Ralph Seger is one of the most amazing people I’ve met.  I always said that he’s the only one who didn’t realize how old he was.  He always seemed about 15 years younger than it said on his driver’s license. However, we needed to prepare for the day when Ralph would hang up his HP Business Analyst calculator.  Dan Boyle was brought on in 2004 to pave the way for Ralph to eventually retire.  Dan already had an MBA and his Chartered Financial Analyst certification, plus experience working in the investment management and investment software businesses. Ralph retired at the end of 2005.  He is now 92 and still sharp as a tack.

Portfolio consistency was still an issue, so we implemented a system of actively rotating account reviews.  Even so, too much information about our clients and their portfolios resided on different systems that couldn’t talk to one another.  One system tracked portfolio holdings; another tracked monthly cash needs; yet another kept notes on other client requirements.

About five years ago, we became aware of new software that could combine this information.  Miles Putnam, a student in need of a project to complete his master’s degree, was brought in to help evaluate the various packages.  The software wasn’t sufficiently developed to meet our needs at that time, but it took just six months to purchase this software after we hired Miles as a securities analyst in 2010.  This software finally brought the consistency we were looking for.

Pat Beach had been indicating she would retire at the end of 2010 so we started an exhaustive search for a replacement.  Pat left big shoes to fill.  Pam Parks came on board in the middle of 2010.  Pam takes ownership of every challenge she is asked to handle.  Her responsibilities include our client accounting software, human resources, bookkeeping, and client communications.

That same year, Maury called it a career as well.  With a PhD in psychology, Maury always had insights into human nature.  He brought a more personal element into the somewhat scientific endeavor of investment management.  Maury had a calm and reassuring manner that resonated with all of us at the office and with our clients as well.  And he could handle the math.  Maury is a CFA just like Ralph Seger, Dan Boyle, Miles Putnam, and me.  I visited Maury a couple of months ago and he looked great.

We’ve had several part-time people working behind the scenes over the years.  Doreen Phelps has been with us since 1999, longer than anyone but me.  She was trained by our beloved June Kirby, an early S-E staff member, prior to her retirement.  If you move, have surgery, or lose a loved one, Doreen is the one who selects the flowers we send.  She cares very much for this business, our clients, and our employees.

In 2011, we had a part-time opening following the retirement of Whitney Shapland after more than a decade with us.  A referral from a mutual acquaintance led to the hiring of Terri Buchanan, who shares a job with Doreen.  Our business is very complex for a small company, but Terri picked it up quickly.  Her organizational skills and eye for improvement have made a big difference in our business.

Provident is still small, with five full-time employees and two part-timers.  However, it is bigger than any one of us, whether that is Ralph Seger, Maury Elvekrog, or me.  We are a team.  Now we are the Provident team, a team of people working hard and providing carefully for your financial security every day.
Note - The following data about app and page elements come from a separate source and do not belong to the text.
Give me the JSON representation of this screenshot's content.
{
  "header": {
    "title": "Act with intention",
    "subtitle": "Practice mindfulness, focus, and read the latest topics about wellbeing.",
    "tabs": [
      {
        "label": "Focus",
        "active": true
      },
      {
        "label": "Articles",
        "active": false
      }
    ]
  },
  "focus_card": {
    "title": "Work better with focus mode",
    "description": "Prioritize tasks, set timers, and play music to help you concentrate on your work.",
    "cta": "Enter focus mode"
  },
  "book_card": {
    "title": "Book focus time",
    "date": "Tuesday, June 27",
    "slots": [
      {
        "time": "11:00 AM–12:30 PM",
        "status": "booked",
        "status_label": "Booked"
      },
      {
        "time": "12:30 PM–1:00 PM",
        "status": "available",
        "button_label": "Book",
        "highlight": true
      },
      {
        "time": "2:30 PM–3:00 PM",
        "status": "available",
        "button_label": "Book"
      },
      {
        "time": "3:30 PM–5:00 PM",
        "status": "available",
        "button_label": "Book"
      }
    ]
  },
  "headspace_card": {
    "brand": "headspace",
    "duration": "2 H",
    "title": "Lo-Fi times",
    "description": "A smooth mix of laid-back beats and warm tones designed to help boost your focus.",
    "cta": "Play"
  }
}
On behalf of the team, thanks for your support and your business.


Scott D. Horsburgh, CFA